> _WHAT THE TASK ASKS_:
In the records that follow, locate every line with "content" and extract it.

══ EXERCISE DATA

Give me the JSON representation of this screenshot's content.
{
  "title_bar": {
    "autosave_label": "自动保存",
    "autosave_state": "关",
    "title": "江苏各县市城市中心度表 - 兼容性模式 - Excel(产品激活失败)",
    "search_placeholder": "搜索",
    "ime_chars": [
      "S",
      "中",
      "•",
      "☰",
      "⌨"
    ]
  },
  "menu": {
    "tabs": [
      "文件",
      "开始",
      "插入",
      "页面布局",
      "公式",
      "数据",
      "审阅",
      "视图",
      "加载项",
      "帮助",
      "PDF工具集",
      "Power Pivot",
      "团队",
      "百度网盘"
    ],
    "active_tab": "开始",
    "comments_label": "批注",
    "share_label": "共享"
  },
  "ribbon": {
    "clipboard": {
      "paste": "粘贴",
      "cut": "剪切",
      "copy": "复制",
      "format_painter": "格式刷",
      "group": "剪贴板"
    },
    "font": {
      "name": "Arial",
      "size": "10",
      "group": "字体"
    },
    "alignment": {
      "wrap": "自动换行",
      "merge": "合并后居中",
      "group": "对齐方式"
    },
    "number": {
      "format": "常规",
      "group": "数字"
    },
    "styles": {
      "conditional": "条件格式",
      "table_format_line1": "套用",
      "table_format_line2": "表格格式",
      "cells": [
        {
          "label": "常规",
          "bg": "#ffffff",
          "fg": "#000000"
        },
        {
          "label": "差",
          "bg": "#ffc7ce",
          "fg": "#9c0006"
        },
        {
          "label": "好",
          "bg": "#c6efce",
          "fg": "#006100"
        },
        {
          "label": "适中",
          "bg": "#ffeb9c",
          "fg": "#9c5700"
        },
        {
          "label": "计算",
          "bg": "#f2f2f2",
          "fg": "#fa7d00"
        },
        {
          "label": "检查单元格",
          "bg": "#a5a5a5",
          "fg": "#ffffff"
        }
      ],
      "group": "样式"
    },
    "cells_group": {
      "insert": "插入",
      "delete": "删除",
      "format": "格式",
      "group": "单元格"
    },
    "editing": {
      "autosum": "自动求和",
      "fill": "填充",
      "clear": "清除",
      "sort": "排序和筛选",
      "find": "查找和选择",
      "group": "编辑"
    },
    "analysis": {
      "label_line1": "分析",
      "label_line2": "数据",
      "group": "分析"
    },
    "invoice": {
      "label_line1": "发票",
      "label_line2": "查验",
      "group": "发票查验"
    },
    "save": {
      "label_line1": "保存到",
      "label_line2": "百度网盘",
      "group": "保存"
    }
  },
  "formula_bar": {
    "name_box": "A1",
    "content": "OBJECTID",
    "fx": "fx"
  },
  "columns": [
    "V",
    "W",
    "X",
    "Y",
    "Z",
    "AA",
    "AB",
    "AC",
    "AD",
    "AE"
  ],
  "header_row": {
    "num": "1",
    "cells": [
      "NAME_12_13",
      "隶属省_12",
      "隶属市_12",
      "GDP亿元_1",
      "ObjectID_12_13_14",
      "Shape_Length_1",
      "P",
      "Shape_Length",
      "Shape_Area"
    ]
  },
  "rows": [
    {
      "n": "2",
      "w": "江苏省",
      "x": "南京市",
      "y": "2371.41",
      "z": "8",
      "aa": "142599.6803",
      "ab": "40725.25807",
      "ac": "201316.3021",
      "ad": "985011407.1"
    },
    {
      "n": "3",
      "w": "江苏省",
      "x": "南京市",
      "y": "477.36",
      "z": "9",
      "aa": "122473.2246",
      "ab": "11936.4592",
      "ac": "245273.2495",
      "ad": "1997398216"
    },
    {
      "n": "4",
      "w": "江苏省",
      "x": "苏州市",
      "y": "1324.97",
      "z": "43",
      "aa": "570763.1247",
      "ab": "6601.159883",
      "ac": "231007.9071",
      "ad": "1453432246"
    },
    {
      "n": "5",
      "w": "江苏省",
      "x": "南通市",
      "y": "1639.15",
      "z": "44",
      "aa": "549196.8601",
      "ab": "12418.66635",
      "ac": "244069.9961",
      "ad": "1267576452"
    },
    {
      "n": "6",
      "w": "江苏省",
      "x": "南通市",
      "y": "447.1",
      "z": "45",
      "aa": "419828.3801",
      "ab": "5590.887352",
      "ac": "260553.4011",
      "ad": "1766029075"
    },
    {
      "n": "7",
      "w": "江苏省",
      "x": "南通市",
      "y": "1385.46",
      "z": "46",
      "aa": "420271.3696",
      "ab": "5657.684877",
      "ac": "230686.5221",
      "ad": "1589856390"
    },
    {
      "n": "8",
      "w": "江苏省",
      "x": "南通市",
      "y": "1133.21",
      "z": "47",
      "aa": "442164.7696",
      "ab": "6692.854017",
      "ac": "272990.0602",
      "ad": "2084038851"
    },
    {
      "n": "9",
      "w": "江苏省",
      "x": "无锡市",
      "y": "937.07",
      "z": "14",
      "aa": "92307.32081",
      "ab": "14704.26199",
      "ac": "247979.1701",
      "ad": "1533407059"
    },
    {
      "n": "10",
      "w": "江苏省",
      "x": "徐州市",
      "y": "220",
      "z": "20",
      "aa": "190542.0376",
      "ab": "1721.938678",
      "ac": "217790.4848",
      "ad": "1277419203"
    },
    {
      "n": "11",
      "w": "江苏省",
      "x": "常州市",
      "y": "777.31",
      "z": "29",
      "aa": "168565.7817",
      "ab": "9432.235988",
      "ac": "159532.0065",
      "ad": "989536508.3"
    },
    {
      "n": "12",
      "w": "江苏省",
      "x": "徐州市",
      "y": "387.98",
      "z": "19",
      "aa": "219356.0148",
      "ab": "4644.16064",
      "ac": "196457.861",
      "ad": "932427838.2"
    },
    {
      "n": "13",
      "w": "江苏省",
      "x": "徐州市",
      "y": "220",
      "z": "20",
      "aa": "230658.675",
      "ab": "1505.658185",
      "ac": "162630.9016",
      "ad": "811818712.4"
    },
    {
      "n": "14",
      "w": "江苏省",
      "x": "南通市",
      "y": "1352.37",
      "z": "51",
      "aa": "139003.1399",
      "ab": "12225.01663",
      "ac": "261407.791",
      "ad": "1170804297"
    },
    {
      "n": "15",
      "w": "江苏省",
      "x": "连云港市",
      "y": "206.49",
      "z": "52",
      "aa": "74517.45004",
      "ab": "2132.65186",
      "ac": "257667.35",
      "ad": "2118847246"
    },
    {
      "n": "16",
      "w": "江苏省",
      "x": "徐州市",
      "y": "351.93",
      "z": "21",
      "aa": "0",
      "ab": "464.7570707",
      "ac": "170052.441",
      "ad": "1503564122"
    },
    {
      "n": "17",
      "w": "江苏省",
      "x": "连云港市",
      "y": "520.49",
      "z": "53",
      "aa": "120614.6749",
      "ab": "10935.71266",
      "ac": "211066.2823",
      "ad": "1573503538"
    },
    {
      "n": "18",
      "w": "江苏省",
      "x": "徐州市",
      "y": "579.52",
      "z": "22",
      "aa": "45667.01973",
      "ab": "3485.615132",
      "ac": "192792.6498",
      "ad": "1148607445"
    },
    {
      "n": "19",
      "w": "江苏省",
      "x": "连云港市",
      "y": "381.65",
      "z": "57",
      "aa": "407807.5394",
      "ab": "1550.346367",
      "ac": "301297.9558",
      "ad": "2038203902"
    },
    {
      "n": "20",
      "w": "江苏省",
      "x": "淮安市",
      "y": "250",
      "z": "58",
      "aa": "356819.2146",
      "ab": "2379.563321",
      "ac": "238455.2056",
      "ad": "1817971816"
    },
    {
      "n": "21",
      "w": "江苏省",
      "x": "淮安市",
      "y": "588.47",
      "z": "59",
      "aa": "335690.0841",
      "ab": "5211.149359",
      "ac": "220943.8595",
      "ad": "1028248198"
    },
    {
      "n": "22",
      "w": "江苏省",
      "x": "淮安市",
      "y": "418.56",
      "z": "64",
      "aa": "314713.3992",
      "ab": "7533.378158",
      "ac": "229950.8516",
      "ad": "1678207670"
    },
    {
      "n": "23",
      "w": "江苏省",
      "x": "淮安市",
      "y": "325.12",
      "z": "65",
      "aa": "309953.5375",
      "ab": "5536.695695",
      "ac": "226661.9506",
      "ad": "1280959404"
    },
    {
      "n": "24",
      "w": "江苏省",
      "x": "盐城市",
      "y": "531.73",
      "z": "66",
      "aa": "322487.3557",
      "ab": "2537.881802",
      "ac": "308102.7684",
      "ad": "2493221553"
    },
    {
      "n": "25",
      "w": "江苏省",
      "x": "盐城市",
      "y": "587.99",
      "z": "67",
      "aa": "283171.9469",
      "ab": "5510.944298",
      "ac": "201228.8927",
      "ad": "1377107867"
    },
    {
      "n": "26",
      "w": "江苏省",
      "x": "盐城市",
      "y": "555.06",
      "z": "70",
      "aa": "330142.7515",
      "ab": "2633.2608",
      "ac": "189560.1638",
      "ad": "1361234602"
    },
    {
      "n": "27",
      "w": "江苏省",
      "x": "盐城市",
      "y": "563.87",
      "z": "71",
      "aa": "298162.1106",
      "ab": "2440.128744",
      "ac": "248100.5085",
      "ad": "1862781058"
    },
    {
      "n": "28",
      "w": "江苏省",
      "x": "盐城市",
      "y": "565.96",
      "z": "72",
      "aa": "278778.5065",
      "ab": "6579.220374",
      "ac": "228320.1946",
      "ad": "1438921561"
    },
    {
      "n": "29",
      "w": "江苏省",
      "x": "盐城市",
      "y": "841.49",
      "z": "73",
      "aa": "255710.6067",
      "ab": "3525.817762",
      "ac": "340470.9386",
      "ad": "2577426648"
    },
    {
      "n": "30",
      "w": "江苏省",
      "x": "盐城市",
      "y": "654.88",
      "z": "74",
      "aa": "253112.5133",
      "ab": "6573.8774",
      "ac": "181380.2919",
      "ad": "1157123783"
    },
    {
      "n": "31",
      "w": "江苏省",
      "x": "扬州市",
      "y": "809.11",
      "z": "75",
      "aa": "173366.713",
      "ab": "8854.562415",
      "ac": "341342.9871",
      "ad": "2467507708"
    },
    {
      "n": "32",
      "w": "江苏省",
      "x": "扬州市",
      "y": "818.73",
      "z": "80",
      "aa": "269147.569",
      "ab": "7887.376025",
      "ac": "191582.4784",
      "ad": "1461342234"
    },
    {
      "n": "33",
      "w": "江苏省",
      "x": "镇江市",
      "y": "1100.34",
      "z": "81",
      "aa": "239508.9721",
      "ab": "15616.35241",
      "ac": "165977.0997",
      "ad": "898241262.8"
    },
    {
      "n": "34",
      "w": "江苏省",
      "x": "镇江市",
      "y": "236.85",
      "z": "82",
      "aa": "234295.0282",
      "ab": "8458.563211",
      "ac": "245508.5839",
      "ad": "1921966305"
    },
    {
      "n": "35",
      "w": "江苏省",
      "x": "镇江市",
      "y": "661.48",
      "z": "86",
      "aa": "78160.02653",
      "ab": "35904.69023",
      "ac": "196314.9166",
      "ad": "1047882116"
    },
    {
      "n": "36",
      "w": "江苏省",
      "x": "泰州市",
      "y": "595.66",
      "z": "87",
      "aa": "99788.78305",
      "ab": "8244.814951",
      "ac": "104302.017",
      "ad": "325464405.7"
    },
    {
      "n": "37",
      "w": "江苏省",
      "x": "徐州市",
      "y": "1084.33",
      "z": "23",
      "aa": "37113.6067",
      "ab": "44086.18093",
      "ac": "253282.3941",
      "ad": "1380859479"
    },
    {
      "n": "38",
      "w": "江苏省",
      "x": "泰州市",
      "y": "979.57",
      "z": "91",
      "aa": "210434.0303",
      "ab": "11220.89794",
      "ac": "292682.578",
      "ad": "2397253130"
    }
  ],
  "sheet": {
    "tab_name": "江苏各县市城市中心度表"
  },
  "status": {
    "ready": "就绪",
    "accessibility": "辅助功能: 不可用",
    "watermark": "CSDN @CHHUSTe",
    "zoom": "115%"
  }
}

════

> _ANSWER SECTION_:
Give me the JSON representation of this screenshot's content.
    "content": "OBJECTID",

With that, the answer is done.